José Miguel Pires
domingo, 2 de agosto de 2009
The 14th Portuguese Atlantic Youth Seminar, taking place in the Alfeite Naval Academy, started Saturday (1st of August), with more than thirty participants. The seminar presentation panel counted with Rear Admiral Luís Macieira Fragoso, Alfeite Naval Academy Commander, Mr. Bernardino Gomes, Executive President of the Portuguese Atlantic Treaty Association, Giuseppe Belardetti, President of the Youth Atlantic Treaty Association and Samuel de Paiva Pires, President of the Portuguese Atlantic Youth Association, as introductory speakers and with Professor António Vitorino as its keynote speaker. Professor Vitorino, former European Commissioner for Justice and Home Affairs, is spoken of as a possible nominee for NATO’s wise-men group.
The keynote speech was, as is this seminar, focused on the Alliance’s new strategic concept that is scheduled to be discussed and adopted in Lisbon, during the next year. Professor Vitorino explained that it has always been the basic political guideline of the Organization and its members. It proved to be vital for the adaptation and evolution of NATO troughout it’s sixty years of existence. However unlike the time when the “Iron Curtain” fell, 9/11 proved to be a bigger challenge for NATO. In the Professor’s wording the Alliance hasn’t yet adapted as well to this new paradigm of the XXI century, where it is facing threats from both conventional and unconventional forces, where the line distinguishing defence and national security has faded.
Despite the apparent difficulties to adopt a new strategic concept, Mr. Vitorino believes that now is a better time than ever to give the Alliance the conditions it needs to adapt to a post-9/11 world. He stated that the change of the US’s views on an EU Defence Community since Istanbul, the French reintegration in the military command structure, and the personal charisma of Barack Obama are some of many contributing factors that demise a previously sore relationship, opening room for the strengthening of links.
The spokesperson introduced 4 main issues with which NATO is faced with and that should guide us throughout the upcoming week. First is the evaluation of the re-implementation of the collective defence policy adapted to today’s and tomorrow’s world. Then, he referred the urgent need for the redefinition of what are considered to be the alliance’s main threats. Thirdly, a question about whether NATO should remain mainly a political and military organisation or if it should broaden its nature and include other structures, with different specialties. Finally, he deemed it necessary to mention the way the European public opinion understands the Alliance and the need for that to be changed.

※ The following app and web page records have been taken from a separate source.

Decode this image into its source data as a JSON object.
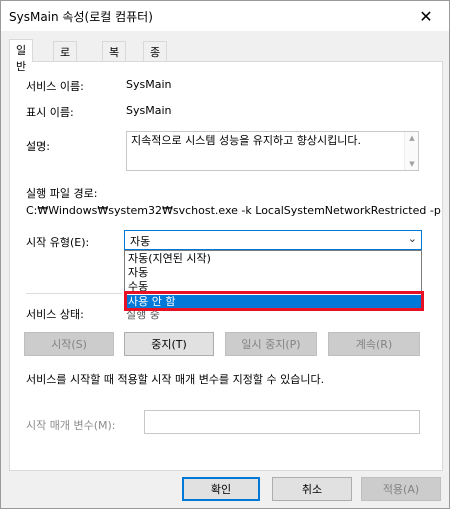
{
  "window": {
    "title": "SysMain 속성(로컬 컴퓨터)",
    "close_glyph": "✕"
  },
  "tabs": [
    {
      "label": "일반",
      "active": true
    },
    {
      "label": "로그온",
      "active": false
    },
    {
      "label": "복구",
      "active": false
    },
    {
      "label": "종속성",
      "active": false
    }
  ],
  "general": {
    "service_name_label": "서비스 이름:",
    "service_name_value": "SysMain",
    "display_name_label": "표시 이름:",
    "display_name_value": "SysMain",
    "description_label": "설명:",
    "description_value": "지속적으로 시스템 성능을 유지하고 향상시킵니다.",
    "exe_path_label": "실행 파일 경로:",
    "exe_path_value": "C:₩Windows₩system32₩svchost.exe -k LocalSystemNetworkRestricted -p",
    "startup_type_label": "시작 유형(E):",
    "startup_type_value": "자동",
    "startup_options": [
      {
        "label": "자동(지연된 시작)",
        "selected": false
      },
      {
        "label": "자동",
        "selected": false
      },
      {
        "label": "수동",
        "selected": false
      },
      {
        "label": "사용 안 함",
        "selected": true
      }
    ],
    "status_label": "서비스 상태:",
    "status_value": "실행 중",
    "buttons": {
      "start": "시작(S)",
      "stop": "중지(T)",
      "pause": "일시 중지(P)",
      "resume": "계속(R)"
    },
    "hint": "서비스를 시작할 때 적용할 시작 매개 변수를 지정할 수 있습니다.",
    "params_label": "시작 매개 변수(M):",
    "params_value": ""
  },
  "footer": {
    "ok": "확인",
    "cancel": "취소",
    "apply": "적용(A)"
  },
  "colors": {
    "accent": "#0078d7",
    "highlight_border": "#e81123"
  },
  "icons": {
    "close": "close-icon",
    "combo_arrow": "chevron-down-icon"
  }
}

As the lecture finished, many questions were raised and a lot of discussion followed, fulfilling the objective of this first concept: to introduce debate over the new strategic concept among participants.